RECORDS SUPPLIED:
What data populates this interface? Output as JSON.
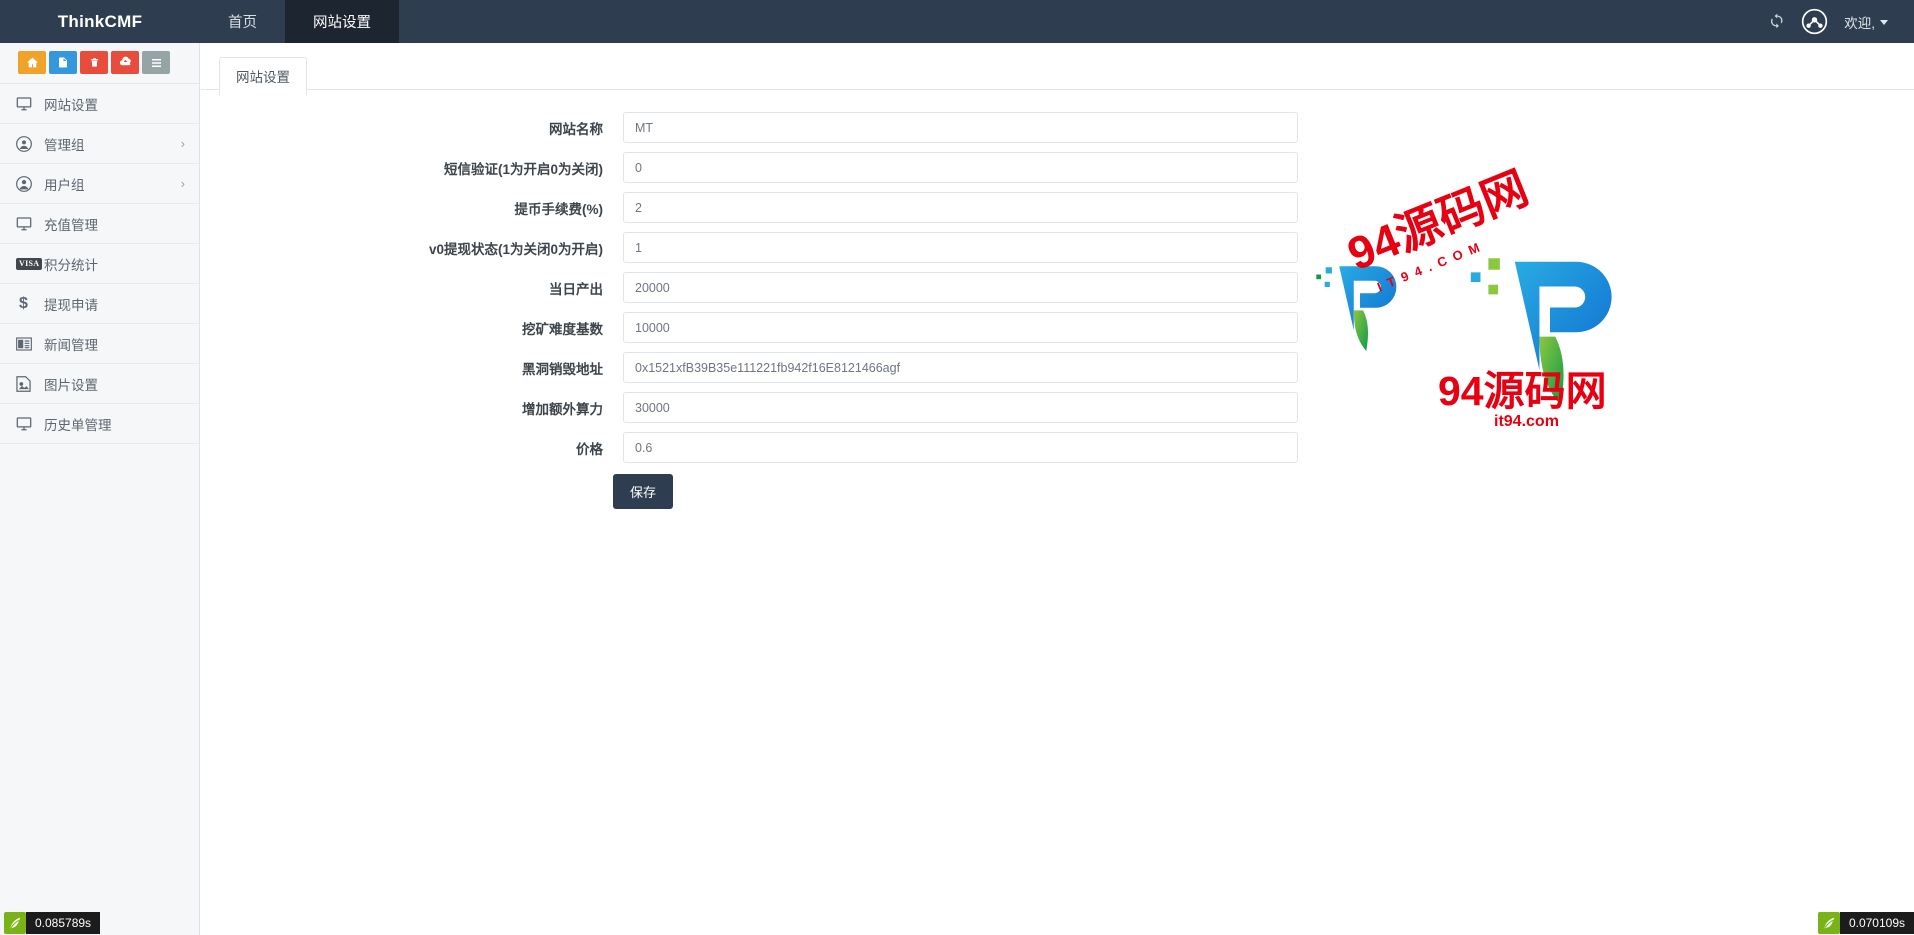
{
  "header": {
    "brand": "ThinkCMF",
    "nav": [
      {
        "label": "首页",
        "active": false
      },
      {
        "label": "网站设置",
        "active": true
      }
    ],
    "refresh_icon": "refresh-icon",
    "avatar_icon": "avatar-icon",
    "welcome_label": "欢迎,"
  },
  "sidebar": {
    "quick_buttons": [
      {
        "name": "home-quick-button",
        "icon": "home-icon",
        "color": "#f0a32a"
      },
      {
        "name": "file-quick-button",
        "icon": "file-icon",
        "color": "#3598dc"
      },
      {
        "name": "trash-quick-button",
        "icon": "trash-icon",
        "color": "#e74c3c"
      },
      {
        "name": "cache-quick-button",
        "icon": "cloud-icon",
        "color": "#e74c3c"
      },
      {
        "name": "list-quick-button",
        "icon": "list-icon",
        "color": "#95a5a6"
      }
    ],
    "items": [
      {
        "label": "网站设置",
        "icon": "monitor-icon",
        "arrow": false
      },
      {
        "label": "管理组",
        "icon": "user-badge-icon",
        "arrow": true
      },
      {
        "label": "用户组",
        "icon": "user-circle-icon",
        "arrow": true
      },
      {
        "label": "充值管理",
        "icon": "monitor-icon",
        "arrow": false
      },
      {
        "label": "积分统计",
        "icon": "visa-icon",
        "arrow": false
      },
      {
        "label": "提现申请",
        "icon": "dollar-icon",
        "arrow": false
      },
      {
        "label": "新闻管理",
        "icon": "news-icon",
        "arrow": false
      },
      {
        "label": "图片设置",
        "icon": "image-icon",
        "arrow": false
      },
      {
        "label": "历史单管理",
        "icon": "monitor-icon",
        "arrow": false
      }
    ],
    "arrow_glyph": "›"
  },
  "main": {
    "tab_label": "网站设置",
    "fields": [
      {
        "label": "网站名称",
        "value": "MT",
        "name": "site-name-input"
      },
      {
        "label": "短信验证(1为开启0为关闭)",
        "value": "0",
        "name": "sms-verify-input"
      },
      {
        "label": "提币手续费(%)",
        "value": "2",
        "name": "withdraw-fee-input"
      },
      {
        "label": "v0提现状态(1为关闭0为开启)",
        "value": "1",
        "name": "v0-withdraw-status-input"
      },
      {
        "label": "当日产出",
        "value": "20000",
        "name": "daily-output-input"
      },
      {
        "label": "挖矿难度基数",
        "value": "10000",
        "name": "mining-difficulty-input"
      },
      {
        "label": "黑洞销毁地址",
        "value": "0x1521xfB39B35e111221fb942f16E8121466agf",
        "name": "burn-address-input"
      },
      {
        "label": "增加额外算力",
        "value": "30000",
        "name": "extra-hashrate-input"
      },
      {
        "label": "价格",
        "value": "0.6",
        "name": "price-input"
      }
    ],
    "save_label": "保存"
  },
  "watermark": {
    "title": "94源码网",
    "domain": "it94.com",
    "subtitle_top": "94源码网",
    "subtitle_latin": "I T 9 4 . C O M"
  },
  "footer": {
    "left_time": "0.085789s",
    "right_time": "0.070109s",
    "leaf_icon": "thinkphp-leaf-icon"
  },
  "colors": {
    "header_bg": "#2e3e50",
    "active_tab_bg": "#1c2530",
    "sidebar_bg": "#f6f7f9",
    "accent_red": "#e60012",
    "button_bg": "#2e3e50"
  }
}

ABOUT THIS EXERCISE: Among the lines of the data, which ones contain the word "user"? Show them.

OUTPUT FOR THIS TASK:
        "icon": "user-badge-icon",
        "icon": "user-circle-icon",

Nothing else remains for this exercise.